  7. Cassell GH. Infectious Causes of Chronic Inflammatory Diseases and Cancer. Emerging Infectious Diseases. July-September 1998.

  8. Manitoba Annual Tick-Borne Disease Report – 2017. https://www.gov.mb.ca/health/publichealth/cdc/tickborne/docs/tbd_report2017.pdf

  9. Messinger CJ, et al. (2017 March 22). Seroprevalence of Bartonella species, Coxiella burnetii and Toxoplasma gondii among patients with hematological malignancies: A pilot study in Romania. Zoonoses Public Health. September 2017.

  10. Mazur-Melewska, K, et al. The significance of Bartonella henselae bacterias for oncological diagnosis in children. Inf Agent Cancer. 2015.

  11. Marrodan M, et al.  The role of infections in multiple sclerosis. Mult Scler. 2019 Jan 14 : 1352458518823940.  

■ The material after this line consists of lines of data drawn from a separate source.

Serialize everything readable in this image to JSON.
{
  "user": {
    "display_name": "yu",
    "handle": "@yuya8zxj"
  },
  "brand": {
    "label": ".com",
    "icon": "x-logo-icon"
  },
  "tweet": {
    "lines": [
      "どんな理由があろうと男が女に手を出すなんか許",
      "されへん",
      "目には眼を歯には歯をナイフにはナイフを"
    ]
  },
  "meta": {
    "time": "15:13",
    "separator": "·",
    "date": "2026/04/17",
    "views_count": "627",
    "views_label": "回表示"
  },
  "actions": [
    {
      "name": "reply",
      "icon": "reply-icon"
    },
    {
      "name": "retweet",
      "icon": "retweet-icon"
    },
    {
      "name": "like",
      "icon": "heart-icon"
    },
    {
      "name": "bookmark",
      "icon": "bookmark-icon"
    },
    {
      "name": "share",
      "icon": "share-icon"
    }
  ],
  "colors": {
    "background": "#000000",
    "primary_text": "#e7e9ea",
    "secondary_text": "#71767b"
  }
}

  12. Saberi A, Akhondzadeh S. Kazemi S. Infectious agents and different course of multiple sclerosis: a systematic review. Acta Neurol Belg. September 2018.

  13. Contini C, et al. Chlamydophila pneumoniae Infection and Its Role in Neurological Disorders. Interdiscip Perspect Infect Dis. 2010:273573.

  14. Huang S, et al. (2001, April 15). Mycoplasma infections and different human carcinomas. World J Gastroenterol. April 15, 2001.

  15. Saebø A, Lassen J. Acute and chronic gastrointestinal manifestations associated with Yersinia enterocolitica infection. A Norwegian 10-year follow-up study on 458 hospitalized patients. Ann Surg. 1992 Mar;215(3):250-5.

  16. Jha HC, Banerjee S, Robertson ES. The Role of Gammaherpesviruses in Cancer Pathogenesis. Pathogens. 2016;5(1):18.

  17. Mehravaran H, et al. Association of Human Cytomegalovirus with Hodgkin’s Disease and Non-Hodgkin’s lymphomas. Asian Pac J Cancer Prev. 2017;18(3):593–597.

  18. Weng MT, et al. Cytomegalovirus colitis in hospitalized inflammatory bowel disease patients in Taiwan: a referral center study. BMC Gastroenterol. 2017;17(1):28.

  19. Rasa S, et al. Chronic viral infections in myalgic encephalomyelitis/chronic fatigue syndrome (ME/CFS). J Transl Med. 2018;16(1):268.

 

 

Resources

Arminlabs (Germany):  www.arminlabs.com

Pros:

·       Can test for bacteria, viruses, parasites, and mold as well as many others.

·       Turn-around time is usually 1-2 weeks sometimes even less.

·       Do not need a centrifuge; simply draw and ship Monday or Tuesdays.

·       Price is relatively lower than other labs for complete viral and bacterial panel, about $1000 - $1500 US

·       Gives you the option of testing for cyst or round body form of Lyme disease, which is pretty unique.

·       Elispot testing shows recent cellular activity so it is a way of tracking.

Cons:

·       Have to draw and send by UPS early in the week to ensure it gets there quick enough, which can be hard for some people’s schedules.

 

IgeneX (United States): www.Igenx.com

Pros:

·       Similar testing options to Arminlabs now; their version is called the Immunoblot (vs. Elispot).

·       May be easier shipping option for doctors in the US.

Cons:

·       Need to centrifuge the samples prior to shipping.

·       Similiar comprehensive panel could cost about $1500 -$3000 US.

·       Less viral options for testing.

 

DNA Connexions (United States): www.dnaconnexions.com

Pros:

  • Easy urine sample  - great for pediatric, young kids, or people with terrible veins.

  • Cheap:  about $500 US

Cons:       

  • Tests Lyme and co-infections but no viruses.

  • DNA PCR testing; it is possible that the absence of DNA in the urine does not mean you are free and clear of infection.